> WHAT IS REQUIRED
For every line below that includes the word "Ferramentas", add one; report the final number and nothing else.

(INFORMATION Opens)

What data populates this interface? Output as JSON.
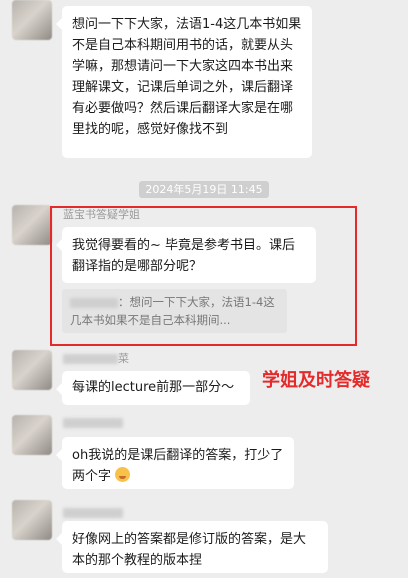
{
  "messages": [
    {
      "text": "想问一下下大家，法语1-4这几本书如果不是自己本科期间用书的话，就要从头学嘛，那想请问一下大家这四本书出来理解课文，记课后单词之外，课后翻译有必要做吗？然后课后翻译大家是在哪里找的呢，感觉好像找不到"
    },
    {
      "sender": "蓝宝书答疑学姐",
      "text": "我觉得要看的~ 毕竟是参考书目。课后翻译指的是哪部分呢？",
      "quote": "：想问一下下大家，法语1-4这几本书如果不是自己本科期间..."
    },
    {
      "sender_suffix": "菜",
      "text": "每课的lecture前那一部分～"
    },
    {
      "text": "oh我说的是课后翻译的答案，打少了两个字"
    },
    {
      "text": "好像网上的答案都是修订版的答案，是大本的那个教程的版本捏"
    }
  ],
  "timestamp": "2024年5月19日 11:45",
  "annotation": "学姐及时答疑",
  "colors": {
    "highlight": "#e42a2a",
    "background": "#ededed"
  }
}
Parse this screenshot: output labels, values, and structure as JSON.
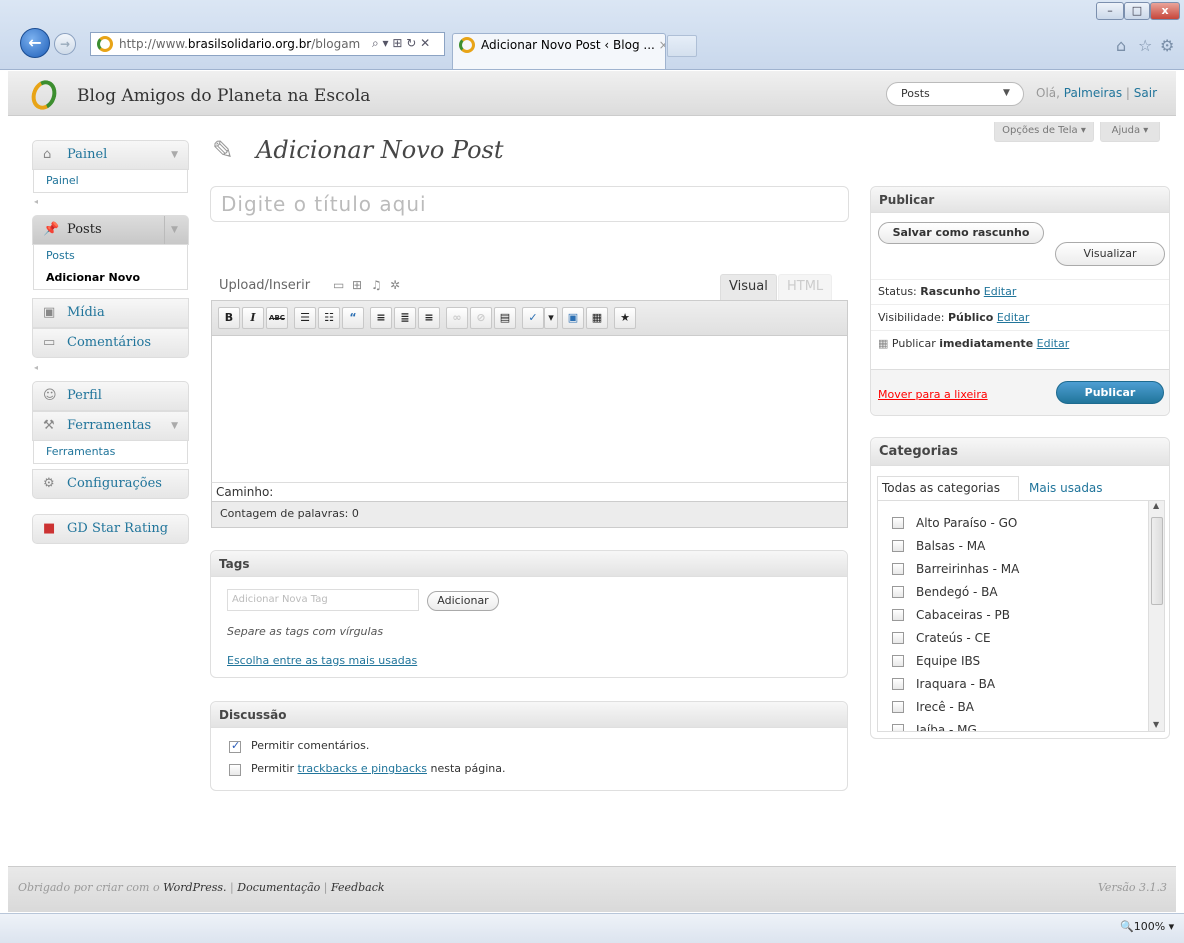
{
  "browser": {
    "address": "http://www.",
    "address_bold": "brasilsolidario.org.br",
    "address_rest": "/blogam",
    "address_tools": "⌕ ▾ ⊞ ↻ ✕",
    "tab_title": "Adicionar Novo Post ‹ Blog ...",
    "tab_close": "×",
    "window_min": "–",
    "window_max": "□",
    "window_close": "x",
    "home_icon": "⌂",
    "star_icon": "☆",
    "gear_icon": "⚙",
    "zoom": "100%",
    "zoom_icon": "🔍"
  },
  "header": {
    "blog_title": "Blog Amigos do Planeta na Escola",
    "favorites_selected": "Posts",
    "greeting": "Olá, ",
    "user": "Palmeiras",
    "separator": " | ",
    "logout": "Sair"
  },
  "screen_options": {
    "options": "Opções de Tela ▾",
    "help": "Ajuda ▾"
  },
  "sidebar": {
    "painel": "Painel",
    "painel_sub": "Painel",
    "posts": "Posts",
    "posts_sub_1": "Posts",
    "posts_sub_2": "Adicionar Novo",
    "midia": "Mídia",
    "comentarios": "Comentários",
    "perfil": "Perfil",
    "ferramentas": "Ferramentas",
    "ferramentas_sub": "Ferramentas",
    "config": "Configurações",
    "gd": "GD Star Rating"
  },
  "main": {
    "page_title": "Adicionar Novo Post",
    "title_placeholder": "Digite o título aqui",
    "upload_label": "Upload/Inserir",
    "tab_visual": "Visual",
    "tab_html": "HTML",
    "path_label": "Caminho:",
    "word_count": "Contagem de palavras: 0"
  },
  "toolbar": [
    "B",
    "I",
    "ABC",
    "☰",
    "☷",
    "“",
    "≡",
    "≣",
    "≡",
    "∞",
    "⊘",
    "▤",
    "✓",
    "▾",
    "▣",
    "▦",
    "★"
  ],
  "tags": {
    "title": "Tags",
    "placeholder": "Adicionar Nova Tag",
    "add_button": "Adicionar",
    "hint": "Separe as tags com vírgulas",
    "choose_link": "Escolha entre as tags mais usadas"
  },
  "discussion": {
    "title": "Discussão",
    "allow_comments": "Permitir comentários.",
    "allow_comments_checked": true,
    "allow_prefix": "Permitir ",
    "trackbacks_link": "trackbacks e pingbacks",
    "allow_suffix": " nesta página."
  },
  "publish": {
    "title": "Publicar",
    "save_draft": "Salvar como rascunho",
    "preview": "Visualizar",
    "status_label": "Status: ",
    "status_value": "Rascunho",
    "visibility_label": "Visibilidade: ",
    "visibility_value": "Público",
    "publish_label": "Publicar ",
    "publish_value": "imediatamente",
    "edit": "Editar",
    "trash": "Mover para a lixeira",
    "publish_button": "Publicar"
  },
  "categories": {
    "title": "Categorias",
    "tab_all": "Todas as categorias",
    "tab_popular": "Mais usadas",
    "items": [
      "Alto Paraíso - GO",
      "Balsas - MA",
      "Barreirinhas - MA",
      "Bendegó - BA",
      "Cabaceiras - PB",
      "Crateús - CE",
      "Equipe IBS",
      "Iraquara - BA",
      "Irecê - BA",
      "Jaíba - MG"
    ]
  },
  "footer": {
    "thanks": "Obrigado por criar com o ",
    "wordpress": "WordPress.",
    "docs": "Documentação",
    "feedback": "Feedback",
    "version": "Versão 3.1.3"
  }
}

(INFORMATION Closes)

> PROBLEM SOLUTION
2